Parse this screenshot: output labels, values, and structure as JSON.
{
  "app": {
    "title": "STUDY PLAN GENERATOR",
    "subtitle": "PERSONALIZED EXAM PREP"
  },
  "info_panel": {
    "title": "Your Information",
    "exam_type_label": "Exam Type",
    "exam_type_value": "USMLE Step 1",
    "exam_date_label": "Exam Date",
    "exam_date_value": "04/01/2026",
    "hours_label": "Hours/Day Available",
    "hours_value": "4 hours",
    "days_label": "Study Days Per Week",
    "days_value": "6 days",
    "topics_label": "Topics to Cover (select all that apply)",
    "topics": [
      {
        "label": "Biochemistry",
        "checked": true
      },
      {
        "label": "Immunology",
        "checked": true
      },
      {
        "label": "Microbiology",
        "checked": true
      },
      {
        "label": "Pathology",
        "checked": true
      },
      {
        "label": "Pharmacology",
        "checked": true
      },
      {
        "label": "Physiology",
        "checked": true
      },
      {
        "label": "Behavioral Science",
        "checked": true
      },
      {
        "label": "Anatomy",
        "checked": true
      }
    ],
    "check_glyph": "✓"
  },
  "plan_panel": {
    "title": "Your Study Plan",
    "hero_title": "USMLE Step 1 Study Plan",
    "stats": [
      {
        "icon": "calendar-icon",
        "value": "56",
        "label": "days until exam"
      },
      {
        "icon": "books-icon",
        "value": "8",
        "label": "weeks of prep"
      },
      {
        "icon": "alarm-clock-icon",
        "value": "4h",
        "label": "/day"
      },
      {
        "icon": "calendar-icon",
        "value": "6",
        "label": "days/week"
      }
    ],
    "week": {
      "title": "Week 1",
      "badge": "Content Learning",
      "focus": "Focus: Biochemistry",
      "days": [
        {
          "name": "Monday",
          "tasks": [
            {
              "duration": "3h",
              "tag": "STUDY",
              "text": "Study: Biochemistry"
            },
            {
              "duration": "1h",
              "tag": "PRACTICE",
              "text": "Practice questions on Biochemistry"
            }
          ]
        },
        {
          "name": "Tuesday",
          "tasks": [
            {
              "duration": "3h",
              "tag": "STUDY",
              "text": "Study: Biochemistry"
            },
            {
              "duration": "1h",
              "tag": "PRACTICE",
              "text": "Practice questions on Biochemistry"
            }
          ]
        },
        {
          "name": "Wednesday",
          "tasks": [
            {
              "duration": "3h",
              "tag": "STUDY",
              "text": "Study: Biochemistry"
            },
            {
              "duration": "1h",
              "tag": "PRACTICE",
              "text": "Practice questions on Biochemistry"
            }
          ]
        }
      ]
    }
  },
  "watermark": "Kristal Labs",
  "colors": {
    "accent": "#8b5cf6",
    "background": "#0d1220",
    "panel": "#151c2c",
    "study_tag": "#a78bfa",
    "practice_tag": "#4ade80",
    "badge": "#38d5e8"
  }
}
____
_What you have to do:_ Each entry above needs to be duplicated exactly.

_Solved exercise:_
Parse this screenshot: output labels, values, and structure as JSON.
{
  "app": {
    "title": "STUDY PLAN GENERATOR",
    "subtitle": "PERSONALIZED EXAM PREP"
  },
  "info_panel": {
    "title": "Your Information",
    "exam_type_label": "Exam Type",
    "exam_type_value": "USMLE Step 1",
    "exam_date_label": "Exam Date",
    "exam_date_value": "04/01/2026",
    "hours_label": "Hours/Day Available",
    "hours_value": "4 hours",
    "days_label": "Study Days Per Week",
    "days_value": "6 days",
    "topics_label": "Topics to Cover (select all that apply)",
    "topics": [
      {
        "label": "Biochemistry",
        "checked": true
      },
      {
        "label": "Immunology",
        "checked": true
      },
      {
        "label": "Microbiology",
        "checked": true
      },
      {
        "label": "Pathology",
        "checked": true
      },
      {
        "label": "Pharmacology",
        "checked": true
      },
      {
        "label": "Physiology",
        "checked": true
      },
      {
        "label": "Behavioral Science",
        "checked": true
      },
      {
        "label": "Anatomy",
        "checked": true
      }
    ],
    "check_glyph": "✓"
  },
  "plan_panel": {
    "title": "Your Study Plan",
    "hero_title": "USMLE Step 1 Study Plan",
    "stats": [
      {
        "icon": "calendar-icon",
        "value": "56",
        "label": "days until exam"
      },
      {
        "icon": "books-icon",
        "value": "8",
        "label": "weeks of prep"
      },
      {
        "icon": "alarm-clock-icon",
        "value": "4h",
        "label": "/day"
      },
      {
        "icon": "calendar-icon",
        "value": "6",
        "label": "days/week"
      }
    ],
    "week": {
      "title": "Week 1",
      "badge": "Content Learning",
      "focus": "Focus: Biochemistry",
      "days": [
        {
          "name": "Monday",
          "tasks": [
            {
              "duration": "3h",
              "tag": "STUDY",
              "text": "Study: Biochemistry"
            },
            {
              "duration": "1h",
              "tag": "PRACTICE",
              "text": "Practice questions on Biochemistry"
            }
          ]
        },
        {
          "name": "Tuesday",
          "tasks": [
            {
              "duration": "3h",
              "tag": "STUDY",
              "text": "Study: Biochemistry"
            },
            {
              "duration": "1h",
              "tag": "PRACTICE",
              "text": "Practice questions on Biochemistry"
            }
          ]
        },
        {
          "name": "Wednesday",
          "tasks": [
            {
              "duration": "3h",
              "tag": "STUDY",
              "text": "Study: Biochemistry"
            },
            {
              "duration": "1h",
              "tag": "PRACTICE",
              "text": "Practice questions on Biochemistry"
            }
          ]
        }
      ]
    }
  },
  "watermark": "Kristal Labs",
  "colors": {
    "accent": "#8b5cf6",
    "background": "#0d1220",
    "panel": "#151c2c",
    "study_tag": "#a78bfa",
    "practice_tag": "#4ade80",
    "badge": "#38d5e8"
  }
}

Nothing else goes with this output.